I served it (to myself) with some stove-cooked black-eye peas. The sauce, as I prepared it mildly, matched the Pinot Gris very well, accentuating the bold fruit flavors without overwhelming them. A spicier sauce would need a fuller white, either in body or in sweetness.
This week was a bit of a treat. Instead of the usual one-or-two wines, our tasting included three varied wines: a Prosecco, a Port-style Zinfandel, and an Alsatian Riesling. What was the occasion? Does one need an occasion to celebrate life?
We started with the non-vintage Luna Argenta Prosecco, a prime example of its style. The color was a very pale straw, and the carbonation appeared to be fine if a bit aggressive. The nose was very aromatic, detectable from a yard away directly after its pour. Apple, citrus, and a light floral scent all cobbled together in a fairly standard bubbly scent. The flavors were a bit different, with pineapple, a bitter berry, and pear all making appearances. It was dry, and the flavor was weak when compared to the aroma. Still, not a disappointing sparkling, especially for one that usually sells for just over $10. This was the clear favorite in the tasting, as the bottle was drained soon after the tasting was over. Compare that to the last wine, which, among the nine of us usually eager wine-consumers, had a half of a bottle leftover that we used to clean our drains.
A bit of a surprise was the 2006 Evenus Port-style Zinfandel. Hailing from Paso Robles in California for just under $10 at Trader Joe’s, this wine was a big change from the Prosecco. We decided to give our Porto Sippers a workout for this one, as we hadn’t had the opportunity in our tastings thus far. The Port sippers will direct and splash Port wine directly onto your tongue, resulting in a unique tasting experience that, admittedly, we hadn’t tried in quite a while. This certainly disappoint, highlighting the flavors of cranberry, raspberry, and baking spices in this wine. We also tried it with dark chocolate, and it paired sublimely.
We finished with the 2004 Kuentz Bas Alsatian Riesling. The Riesling was by far (and surprisingly) the worst of the group. The aroma was that of spiced fruit and dark floral, but it seemed slightly spoiled. The flavor wasn’t much better, with orchard fruit and citrus tempered by a floral flavor, though the whole experience was marred by some rotten-sweet characteristic. The texture was lifeless, lame, and the finish was disappointingly short.

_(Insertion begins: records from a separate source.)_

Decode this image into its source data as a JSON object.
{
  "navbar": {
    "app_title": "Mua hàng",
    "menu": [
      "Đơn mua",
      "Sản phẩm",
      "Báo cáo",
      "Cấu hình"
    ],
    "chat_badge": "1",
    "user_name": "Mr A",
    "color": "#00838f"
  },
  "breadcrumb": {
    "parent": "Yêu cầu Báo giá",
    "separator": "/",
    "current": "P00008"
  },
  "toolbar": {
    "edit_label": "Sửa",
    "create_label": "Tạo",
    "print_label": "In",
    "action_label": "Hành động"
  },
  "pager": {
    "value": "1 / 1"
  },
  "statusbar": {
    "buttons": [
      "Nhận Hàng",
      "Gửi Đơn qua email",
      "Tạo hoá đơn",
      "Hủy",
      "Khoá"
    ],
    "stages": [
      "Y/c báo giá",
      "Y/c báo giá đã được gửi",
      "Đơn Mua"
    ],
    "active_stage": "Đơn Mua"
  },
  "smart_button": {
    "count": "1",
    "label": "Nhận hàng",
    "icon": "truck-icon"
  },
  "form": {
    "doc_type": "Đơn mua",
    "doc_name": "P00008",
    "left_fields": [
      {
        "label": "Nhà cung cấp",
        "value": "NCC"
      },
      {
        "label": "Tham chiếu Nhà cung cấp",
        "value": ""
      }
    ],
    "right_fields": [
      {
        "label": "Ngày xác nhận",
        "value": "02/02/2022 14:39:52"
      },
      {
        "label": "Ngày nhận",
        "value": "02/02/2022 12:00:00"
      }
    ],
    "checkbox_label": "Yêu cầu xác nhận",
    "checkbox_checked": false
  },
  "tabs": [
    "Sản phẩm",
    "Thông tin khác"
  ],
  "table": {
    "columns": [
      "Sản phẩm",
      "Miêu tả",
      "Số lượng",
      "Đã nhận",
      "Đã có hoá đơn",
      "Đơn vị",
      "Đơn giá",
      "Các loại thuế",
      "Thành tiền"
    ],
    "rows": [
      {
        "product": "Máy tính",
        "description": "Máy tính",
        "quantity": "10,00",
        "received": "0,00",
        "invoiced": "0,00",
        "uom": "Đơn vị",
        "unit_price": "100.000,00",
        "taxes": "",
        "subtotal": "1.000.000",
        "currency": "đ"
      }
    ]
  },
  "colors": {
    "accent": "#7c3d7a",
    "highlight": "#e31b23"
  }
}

I wrote and underlined FLACCID on the sheet. The balance was just awful, with no acid activity whatsoever. As the most anticipated wine in our line up, it was a complete let-down.
It was so bad that Ashley decided to see if she could improve its characteristics by drinking it from a coffee mug. Not surprisingly, her plot was foiled.